AB - Essential tremor is an involuntary trembling of body limbs in people without tremor-related disease. In previous study, suppression of tremor by sensory electrical stimulation was confirmed on the index finger. This study investigates the effect of sensory stimulation on multiple segments and joints of the upper limb. It denotes the observation regarding the effect's continuity after halting the stimulation. 18 patients with essential tremor (8 men and 10 women) participated in this study. The task, "arms stretched forward", was performed and sensory electrical stimulation was applied on four muscles of the upper limb (Flexor Carpi Radialis, Extensor Carpi Radialis, Biceps Brachii, and Triceps Brachii) for 15 seconds. Three 3-D gyro sensors were used to measure the angular velocities of segments (finger, hand, and forearm) and joints (metacarpophalangeal and wrist joints) for three phases of pre-stimulation (Pre), during-stimulation (On), and 5 minute post-stimulation (P5). Three characteristic variables of root-mean-squared angular velocity, peak power, and peak power frequency were derived from the vector sum of the sensor signals. At On phase, RMS velocity was reduced from Pre in all segments and joints while peak power was reduced from Pre in all segments and joints except for forearm segment. Sensory stimulation showed no effect on peak power frequency. All variables at P5 were similar to those at On at all segments and joints. The decrease of peak power of the index finger was noted by 90% during stimulation from that of On phase, which was maintained even after 5 min. The results indicate that sensory stimulation may be an effective clinical method to treat the essential tremor.
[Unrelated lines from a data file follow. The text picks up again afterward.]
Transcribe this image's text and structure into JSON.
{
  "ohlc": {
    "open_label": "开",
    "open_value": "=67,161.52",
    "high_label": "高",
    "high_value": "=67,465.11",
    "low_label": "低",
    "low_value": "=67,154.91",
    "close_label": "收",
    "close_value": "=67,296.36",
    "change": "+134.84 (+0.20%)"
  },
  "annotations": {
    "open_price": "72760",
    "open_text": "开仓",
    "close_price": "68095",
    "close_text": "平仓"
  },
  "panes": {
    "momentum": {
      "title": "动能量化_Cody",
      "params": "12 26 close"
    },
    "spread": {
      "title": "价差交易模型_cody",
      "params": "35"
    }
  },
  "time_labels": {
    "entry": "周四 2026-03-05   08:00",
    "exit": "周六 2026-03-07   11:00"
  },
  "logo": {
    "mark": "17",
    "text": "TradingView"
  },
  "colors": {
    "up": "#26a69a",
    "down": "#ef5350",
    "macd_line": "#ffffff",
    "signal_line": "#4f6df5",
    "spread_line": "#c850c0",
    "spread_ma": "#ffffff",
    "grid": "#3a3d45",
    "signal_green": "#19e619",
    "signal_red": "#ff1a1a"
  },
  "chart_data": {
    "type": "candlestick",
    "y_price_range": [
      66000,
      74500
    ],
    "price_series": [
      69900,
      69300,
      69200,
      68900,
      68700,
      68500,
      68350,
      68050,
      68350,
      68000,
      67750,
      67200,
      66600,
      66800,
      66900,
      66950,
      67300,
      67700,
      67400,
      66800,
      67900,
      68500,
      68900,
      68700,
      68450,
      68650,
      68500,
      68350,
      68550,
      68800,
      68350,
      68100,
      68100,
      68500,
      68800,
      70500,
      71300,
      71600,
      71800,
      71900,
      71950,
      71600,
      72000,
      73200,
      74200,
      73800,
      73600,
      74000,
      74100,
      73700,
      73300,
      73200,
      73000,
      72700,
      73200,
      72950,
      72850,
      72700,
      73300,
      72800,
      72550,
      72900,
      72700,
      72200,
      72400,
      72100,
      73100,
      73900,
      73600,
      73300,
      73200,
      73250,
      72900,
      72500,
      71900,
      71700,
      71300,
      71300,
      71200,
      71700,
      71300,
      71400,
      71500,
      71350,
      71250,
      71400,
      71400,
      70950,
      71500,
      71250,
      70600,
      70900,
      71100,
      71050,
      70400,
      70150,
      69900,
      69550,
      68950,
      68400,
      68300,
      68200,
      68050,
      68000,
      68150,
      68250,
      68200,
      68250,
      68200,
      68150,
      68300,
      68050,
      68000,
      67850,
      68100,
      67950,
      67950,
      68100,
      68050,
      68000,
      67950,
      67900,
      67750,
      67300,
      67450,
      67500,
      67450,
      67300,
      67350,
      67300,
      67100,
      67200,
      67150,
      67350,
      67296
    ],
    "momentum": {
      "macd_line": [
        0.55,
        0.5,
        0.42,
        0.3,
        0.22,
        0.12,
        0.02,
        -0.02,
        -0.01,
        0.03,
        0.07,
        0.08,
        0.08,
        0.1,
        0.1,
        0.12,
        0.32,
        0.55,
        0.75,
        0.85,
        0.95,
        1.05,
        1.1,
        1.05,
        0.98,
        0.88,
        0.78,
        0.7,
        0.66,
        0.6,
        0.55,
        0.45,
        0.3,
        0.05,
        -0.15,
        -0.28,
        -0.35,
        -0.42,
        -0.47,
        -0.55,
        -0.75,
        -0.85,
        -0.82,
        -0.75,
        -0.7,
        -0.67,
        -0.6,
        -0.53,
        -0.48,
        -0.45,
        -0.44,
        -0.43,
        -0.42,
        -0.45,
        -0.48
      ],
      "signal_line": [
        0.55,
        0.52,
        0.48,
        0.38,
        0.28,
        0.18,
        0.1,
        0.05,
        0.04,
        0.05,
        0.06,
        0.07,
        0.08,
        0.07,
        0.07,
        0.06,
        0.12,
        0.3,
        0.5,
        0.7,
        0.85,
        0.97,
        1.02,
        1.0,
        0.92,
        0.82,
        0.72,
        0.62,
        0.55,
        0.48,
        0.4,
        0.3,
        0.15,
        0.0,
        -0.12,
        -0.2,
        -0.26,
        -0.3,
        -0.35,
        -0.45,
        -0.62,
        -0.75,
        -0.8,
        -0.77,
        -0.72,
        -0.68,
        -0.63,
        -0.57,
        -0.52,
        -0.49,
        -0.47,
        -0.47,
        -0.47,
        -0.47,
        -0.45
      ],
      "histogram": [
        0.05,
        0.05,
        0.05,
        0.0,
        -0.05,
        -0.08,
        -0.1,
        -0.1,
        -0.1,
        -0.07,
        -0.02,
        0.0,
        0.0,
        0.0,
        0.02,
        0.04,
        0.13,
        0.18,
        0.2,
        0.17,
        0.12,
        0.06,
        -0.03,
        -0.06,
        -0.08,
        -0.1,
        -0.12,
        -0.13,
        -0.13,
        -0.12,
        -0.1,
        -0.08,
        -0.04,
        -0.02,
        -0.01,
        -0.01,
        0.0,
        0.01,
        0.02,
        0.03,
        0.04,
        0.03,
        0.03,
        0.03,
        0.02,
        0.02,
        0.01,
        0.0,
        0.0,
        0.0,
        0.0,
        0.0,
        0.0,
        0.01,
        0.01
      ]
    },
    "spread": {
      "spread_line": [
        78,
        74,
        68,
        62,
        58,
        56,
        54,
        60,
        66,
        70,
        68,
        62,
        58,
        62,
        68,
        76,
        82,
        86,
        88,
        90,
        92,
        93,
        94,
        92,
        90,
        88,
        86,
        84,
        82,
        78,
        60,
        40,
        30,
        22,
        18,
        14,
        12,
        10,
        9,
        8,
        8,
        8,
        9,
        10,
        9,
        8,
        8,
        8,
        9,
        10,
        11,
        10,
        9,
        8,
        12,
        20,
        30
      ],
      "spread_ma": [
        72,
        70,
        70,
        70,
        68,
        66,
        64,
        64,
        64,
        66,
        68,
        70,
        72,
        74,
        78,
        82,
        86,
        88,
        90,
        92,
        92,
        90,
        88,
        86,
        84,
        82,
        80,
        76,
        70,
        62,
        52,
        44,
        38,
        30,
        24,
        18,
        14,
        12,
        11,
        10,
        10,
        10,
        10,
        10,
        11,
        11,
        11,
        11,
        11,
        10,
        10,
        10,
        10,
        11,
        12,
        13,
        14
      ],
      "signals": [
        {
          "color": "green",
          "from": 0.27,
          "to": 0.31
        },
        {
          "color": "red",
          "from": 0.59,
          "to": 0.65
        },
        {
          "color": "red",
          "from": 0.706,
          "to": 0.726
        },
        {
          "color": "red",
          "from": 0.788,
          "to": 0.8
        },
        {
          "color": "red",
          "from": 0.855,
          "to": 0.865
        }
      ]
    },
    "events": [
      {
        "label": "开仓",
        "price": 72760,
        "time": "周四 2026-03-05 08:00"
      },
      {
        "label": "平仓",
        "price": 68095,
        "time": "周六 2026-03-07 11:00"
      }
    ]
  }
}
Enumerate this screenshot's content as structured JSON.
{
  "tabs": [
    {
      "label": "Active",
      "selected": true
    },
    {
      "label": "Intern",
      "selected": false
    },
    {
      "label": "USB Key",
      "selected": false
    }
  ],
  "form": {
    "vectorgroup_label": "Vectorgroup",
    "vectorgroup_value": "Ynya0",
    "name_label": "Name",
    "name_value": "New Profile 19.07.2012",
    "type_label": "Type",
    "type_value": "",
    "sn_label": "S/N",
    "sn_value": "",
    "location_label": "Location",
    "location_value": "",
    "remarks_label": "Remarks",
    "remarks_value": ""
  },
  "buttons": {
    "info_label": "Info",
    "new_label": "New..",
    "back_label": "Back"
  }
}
KW - arms stretched forward

KW - Essential tremor

KW - gyro sensor

KW - postural tremor

KW - sensory stimulation

UR - http://www.scopus.com/inward/record.url?scp=84978870358&partnerID=8YFLogxK

UR - http://www.scopus.com/inward/citedby.url?scp=84978870358&partnerID=8YFLogxK

U2 - 10.3233/BME-151372

DO - 10.3233/BME-151372

M3 - Article

VL - 26

SP - S803-S809

JO - Bio-Medical Materials and Engineering

JF - Bio-Medical Materials and Engineering

SN - 0959-2989

ER -